The lack of such authenticity is why I’m generally critical of ‘guerilla’ techniques in evangelism (raiding the world from our safe strongholds) and of the various methods of street preaching. But to every principle there is an exception. There is a man in the church I pastor, let’s call him John (for the simple reason that that is his name) who, finding himself out of a job this time last year, believed God was calling him to preach at an Orlando abortion clinic six mornings each week. He has been doing that for a year, and has seen a number of people come to Christ and a number of women decide to keep their babies.
Most remarkable to me, though, is this. Recently, John was laid up with surgery and a heart condition and was unable to make his daily trip to the clinic. When he was finally able to return, two of the nurses who work at the clinic, whom he has urged to repent and seek other work, came to him and told him that they were worried when they did not see him. They were genuinely concerned that something had happened to him. His message is dismissed by them, but he has established a personal bond with them.
John is unique. You cannot talk to him without knowing that you are loved. Even though he has been preaching a strong message of sin and repentance for a year, these women, while opposed to what he does, have been captured by his faithful earnestness. He has with these women established the kind of personal authenticity that is normally not at all possible for one doing what he is doing.

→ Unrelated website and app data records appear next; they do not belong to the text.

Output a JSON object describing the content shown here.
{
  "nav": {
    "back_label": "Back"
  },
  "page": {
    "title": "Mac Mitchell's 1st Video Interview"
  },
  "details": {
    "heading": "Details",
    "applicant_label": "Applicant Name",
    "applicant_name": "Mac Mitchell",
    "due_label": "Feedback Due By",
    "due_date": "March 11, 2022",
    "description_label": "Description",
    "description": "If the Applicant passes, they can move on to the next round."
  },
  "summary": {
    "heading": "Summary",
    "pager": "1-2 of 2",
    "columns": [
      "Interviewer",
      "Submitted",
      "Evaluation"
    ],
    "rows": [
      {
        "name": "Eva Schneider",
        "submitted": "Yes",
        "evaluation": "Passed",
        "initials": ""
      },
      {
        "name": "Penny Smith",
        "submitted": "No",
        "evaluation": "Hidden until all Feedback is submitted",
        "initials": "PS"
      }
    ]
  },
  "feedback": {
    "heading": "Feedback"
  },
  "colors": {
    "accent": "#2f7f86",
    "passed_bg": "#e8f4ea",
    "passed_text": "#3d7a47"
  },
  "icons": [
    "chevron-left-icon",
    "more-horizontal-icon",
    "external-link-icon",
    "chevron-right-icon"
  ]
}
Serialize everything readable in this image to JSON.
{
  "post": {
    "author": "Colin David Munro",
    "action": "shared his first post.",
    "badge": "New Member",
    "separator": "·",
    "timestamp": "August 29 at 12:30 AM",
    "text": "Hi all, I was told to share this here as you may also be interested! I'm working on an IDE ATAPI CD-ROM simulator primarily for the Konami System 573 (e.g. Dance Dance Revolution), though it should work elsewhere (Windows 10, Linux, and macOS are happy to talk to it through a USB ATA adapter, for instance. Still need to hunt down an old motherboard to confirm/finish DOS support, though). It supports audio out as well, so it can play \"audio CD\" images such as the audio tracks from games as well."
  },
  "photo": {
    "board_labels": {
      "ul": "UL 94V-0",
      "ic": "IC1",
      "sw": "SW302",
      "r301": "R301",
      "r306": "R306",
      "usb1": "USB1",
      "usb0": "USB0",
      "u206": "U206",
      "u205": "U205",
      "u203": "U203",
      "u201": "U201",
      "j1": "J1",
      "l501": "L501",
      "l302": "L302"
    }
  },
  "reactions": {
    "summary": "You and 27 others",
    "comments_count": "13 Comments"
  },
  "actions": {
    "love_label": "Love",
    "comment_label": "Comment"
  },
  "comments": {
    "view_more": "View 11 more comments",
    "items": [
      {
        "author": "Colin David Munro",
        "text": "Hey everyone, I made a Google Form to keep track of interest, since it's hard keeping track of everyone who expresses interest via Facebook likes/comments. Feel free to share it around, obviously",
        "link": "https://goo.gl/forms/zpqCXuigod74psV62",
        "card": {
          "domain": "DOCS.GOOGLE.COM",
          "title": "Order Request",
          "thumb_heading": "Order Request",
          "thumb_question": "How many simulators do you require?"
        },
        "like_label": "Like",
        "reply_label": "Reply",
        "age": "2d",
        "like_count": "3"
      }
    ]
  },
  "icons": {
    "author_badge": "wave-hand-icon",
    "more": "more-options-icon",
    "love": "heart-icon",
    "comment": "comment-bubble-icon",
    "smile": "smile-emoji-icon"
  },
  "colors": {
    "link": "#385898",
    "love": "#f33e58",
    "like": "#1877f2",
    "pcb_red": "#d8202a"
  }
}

And so we pray for these two nurses, not only that they would turn from the awful work they are doing, but that they would respond to John all the way, not only to his love, but to the love of the One whom he represents.